After floating bills the previous two years (Exhibit A
, Exhibit B
) that would allow officials to drug test federal welfare recipients in Missouri, lawmakers in Jefferson City finally got enough votes to send the legislation to the governor.
And they did so in convincing fashion. This year's bill
-- sponsored by Rep. Ellen Bransom (R - Sikeston) -- cleared the House and Senate with a veto-proof majority. The bill actually grew more onerous once it made its way to the Senate with legislators there increasing from one to three years the penalty for welfare recipients who test positive for drugs.
As the law currently reads, participants in the Temporary Assistance for Needy Families found to be on drugs will still be eligible for benefits if they enter drug treatment. Should they test positive for drugs again, they'd lose welfare assistance for three years. It's up to the Department of Social Services to determine whom to screen and how to test them. The testing could cost the state $1 million a year.

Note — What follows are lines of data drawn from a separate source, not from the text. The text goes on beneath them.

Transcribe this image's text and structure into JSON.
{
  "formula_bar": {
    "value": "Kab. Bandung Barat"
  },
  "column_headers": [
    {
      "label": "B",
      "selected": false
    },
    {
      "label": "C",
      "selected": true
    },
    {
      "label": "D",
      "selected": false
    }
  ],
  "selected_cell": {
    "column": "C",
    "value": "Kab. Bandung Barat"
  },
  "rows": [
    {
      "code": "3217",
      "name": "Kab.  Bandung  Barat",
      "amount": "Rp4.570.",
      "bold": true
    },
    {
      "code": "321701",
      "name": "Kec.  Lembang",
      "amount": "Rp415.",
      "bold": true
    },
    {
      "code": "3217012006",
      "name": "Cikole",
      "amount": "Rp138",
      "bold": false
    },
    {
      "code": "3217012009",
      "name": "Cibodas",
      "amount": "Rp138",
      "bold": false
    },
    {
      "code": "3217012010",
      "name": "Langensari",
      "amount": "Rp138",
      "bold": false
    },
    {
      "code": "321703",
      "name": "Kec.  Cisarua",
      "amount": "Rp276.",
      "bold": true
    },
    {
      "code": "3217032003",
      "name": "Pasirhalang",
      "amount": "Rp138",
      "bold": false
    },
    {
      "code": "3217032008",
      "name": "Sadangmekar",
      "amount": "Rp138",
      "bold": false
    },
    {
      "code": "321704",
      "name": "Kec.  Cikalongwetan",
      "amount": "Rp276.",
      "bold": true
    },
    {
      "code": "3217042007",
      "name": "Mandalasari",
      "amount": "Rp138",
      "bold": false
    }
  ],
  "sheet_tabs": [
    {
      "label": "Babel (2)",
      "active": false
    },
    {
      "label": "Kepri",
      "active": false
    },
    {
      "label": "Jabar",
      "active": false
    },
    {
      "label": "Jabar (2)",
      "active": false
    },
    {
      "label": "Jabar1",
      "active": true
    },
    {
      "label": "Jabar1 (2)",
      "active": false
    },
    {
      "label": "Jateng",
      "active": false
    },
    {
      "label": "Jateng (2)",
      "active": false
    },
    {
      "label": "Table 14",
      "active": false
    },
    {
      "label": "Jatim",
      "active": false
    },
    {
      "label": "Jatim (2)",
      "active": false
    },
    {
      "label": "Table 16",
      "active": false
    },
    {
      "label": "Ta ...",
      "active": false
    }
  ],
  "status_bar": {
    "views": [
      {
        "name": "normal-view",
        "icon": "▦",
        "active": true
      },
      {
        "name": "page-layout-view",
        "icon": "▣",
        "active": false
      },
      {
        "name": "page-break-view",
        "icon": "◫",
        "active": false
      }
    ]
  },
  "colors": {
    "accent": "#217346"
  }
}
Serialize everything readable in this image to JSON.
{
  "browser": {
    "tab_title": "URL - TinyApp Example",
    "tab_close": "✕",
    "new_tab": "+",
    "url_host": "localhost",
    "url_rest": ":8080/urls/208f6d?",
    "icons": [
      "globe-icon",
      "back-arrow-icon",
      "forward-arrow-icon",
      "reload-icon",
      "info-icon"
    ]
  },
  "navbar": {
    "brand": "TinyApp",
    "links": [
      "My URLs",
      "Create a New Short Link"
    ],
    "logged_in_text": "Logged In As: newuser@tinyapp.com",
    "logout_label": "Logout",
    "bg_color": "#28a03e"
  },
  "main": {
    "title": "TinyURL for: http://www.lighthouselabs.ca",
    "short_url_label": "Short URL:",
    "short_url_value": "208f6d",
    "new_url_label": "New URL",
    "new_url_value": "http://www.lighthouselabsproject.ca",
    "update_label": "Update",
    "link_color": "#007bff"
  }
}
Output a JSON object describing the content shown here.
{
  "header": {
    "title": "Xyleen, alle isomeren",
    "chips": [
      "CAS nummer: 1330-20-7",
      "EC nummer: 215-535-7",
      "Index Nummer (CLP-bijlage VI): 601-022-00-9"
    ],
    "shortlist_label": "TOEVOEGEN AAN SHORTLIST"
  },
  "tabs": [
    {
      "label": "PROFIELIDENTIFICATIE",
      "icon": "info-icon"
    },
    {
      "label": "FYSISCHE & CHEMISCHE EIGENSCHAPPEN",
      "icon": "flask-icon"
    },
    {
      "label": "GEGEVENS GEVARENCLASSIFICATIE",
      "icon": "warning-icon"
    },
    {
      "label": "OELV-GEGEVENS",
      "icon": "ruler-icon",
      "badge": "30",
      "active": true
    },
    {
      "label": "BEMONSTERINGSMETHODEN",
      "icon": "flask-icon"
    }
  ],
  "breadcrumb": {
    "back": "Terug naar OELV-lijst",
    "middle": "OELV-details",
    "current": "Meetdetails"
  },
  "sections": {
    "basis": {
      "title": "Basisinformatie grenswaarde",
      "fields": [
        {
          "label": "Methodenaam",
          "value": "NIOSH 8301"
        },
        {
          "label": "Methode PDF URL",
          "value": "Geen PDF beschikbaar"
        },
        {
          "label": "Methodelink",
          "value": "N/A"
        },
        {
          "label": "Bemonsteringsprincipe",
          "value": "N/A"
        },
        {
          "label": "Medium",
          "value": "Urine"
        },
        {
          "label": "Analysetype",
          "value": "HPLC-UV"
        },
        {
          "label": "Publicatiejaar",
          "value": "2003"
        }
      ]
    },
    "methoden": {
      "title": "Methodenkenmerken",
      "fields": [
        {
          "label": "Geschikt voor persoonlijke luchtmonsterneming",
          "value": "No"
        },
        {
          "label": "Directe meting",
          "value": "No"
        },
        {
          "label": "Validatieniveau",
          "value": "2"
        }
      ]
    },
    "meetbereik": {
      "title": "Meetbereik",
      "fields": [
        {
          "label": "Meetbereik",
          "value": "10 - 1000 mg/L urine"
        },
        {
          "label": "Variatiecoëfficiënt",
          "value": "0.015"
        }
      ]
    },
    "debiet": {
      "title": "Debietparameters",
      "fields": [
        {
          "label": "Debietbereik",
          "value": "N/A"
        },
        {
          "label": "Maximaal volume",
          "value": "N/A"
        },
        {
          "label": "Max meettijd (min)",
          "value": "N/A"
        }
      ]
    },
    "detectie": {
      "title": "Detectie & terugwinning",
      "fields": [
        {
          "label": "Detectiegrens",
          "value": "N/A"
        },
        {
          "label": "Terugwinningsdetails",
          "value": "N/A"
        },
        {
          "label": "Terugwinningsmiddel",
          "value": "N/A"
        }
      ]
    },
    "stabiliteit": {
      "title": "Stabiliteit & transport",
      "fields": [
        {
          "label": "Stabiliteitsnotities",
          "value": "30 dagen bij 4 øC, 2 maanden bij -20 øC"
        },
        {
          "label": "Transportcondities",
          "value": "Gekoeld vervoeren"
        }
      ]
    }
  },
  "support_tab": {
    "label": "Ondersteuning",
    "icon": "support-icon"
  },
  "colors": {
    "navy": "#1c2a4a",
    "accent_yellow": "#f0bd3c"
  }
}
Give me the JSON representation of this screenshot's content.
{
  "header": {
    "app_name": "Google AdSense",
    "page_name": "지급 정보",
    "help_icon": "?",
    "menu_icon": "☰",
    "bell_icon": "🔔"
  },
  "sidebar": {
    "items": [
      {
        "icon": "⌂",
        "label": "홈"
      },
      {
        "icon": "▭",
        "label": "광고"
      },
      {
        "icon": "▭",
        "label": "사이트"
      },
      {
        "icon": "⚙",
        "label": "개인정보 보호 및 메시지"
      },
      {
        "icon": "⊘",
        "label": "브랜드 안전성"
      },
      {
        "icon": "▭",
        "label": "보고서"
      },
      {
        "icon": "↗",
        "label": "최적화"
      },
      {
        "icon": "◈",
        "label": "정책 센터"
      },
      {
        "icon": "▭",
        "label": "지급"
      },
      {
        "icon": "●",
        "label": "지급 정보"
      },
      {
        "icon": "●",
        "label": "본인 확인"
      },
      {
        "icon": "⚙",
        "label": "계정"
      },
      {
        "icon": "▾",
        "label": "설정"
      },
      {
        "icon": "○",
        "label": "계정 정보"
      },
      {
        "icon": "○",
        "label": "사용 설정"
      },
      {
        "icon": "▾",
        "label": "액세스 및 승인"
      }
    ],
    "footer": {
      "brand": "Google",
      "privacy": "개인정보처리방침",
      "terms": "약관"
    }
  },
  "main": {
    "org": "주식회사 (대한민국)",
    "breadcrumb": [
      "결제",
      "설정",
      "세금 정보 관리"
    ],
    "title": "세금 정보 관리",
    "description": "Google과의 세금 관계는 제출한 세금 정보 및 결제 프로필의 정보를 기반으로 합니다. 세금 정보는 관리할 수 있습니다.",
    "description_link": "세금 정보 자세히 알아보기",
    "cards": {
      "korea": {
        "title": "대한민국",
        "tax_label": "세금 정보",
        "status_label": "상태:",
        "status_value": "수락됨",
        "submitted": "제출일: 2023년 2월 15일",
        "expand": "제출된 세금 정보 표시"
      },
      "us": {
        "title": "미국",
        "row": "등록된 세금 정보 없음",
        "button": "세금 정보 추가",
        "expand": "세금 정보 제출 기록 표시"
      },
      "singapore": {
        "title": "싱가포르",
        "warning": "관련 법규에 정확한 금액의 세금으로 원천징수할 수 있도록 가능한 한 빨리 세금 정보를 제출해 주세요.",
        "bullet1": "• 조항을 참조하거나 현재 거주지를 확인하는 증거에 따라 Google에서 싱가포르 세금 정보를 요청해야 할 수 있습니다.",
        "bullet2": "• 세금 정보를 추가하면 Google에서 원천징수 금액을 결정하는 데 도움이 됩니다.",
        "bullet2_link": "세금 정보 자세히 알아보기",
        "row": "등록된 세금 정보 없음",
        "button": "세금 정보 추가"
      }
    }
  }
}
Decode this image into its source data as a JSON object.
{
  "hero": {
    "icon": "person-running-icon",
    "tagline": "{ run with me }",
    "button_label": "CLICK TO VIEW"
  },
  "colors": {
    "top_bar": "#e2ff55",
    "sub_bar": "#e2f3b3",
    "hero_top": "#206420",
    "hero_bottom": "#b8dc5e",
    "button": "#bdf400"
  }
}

There are about 29,000 Missouri adults who participate in the program.
Critics contend that the bill would unfairly harm the children of welfare recipients, but backers of the bill say dependents could still get aid through third-party participants.
The third time proved to be the charm.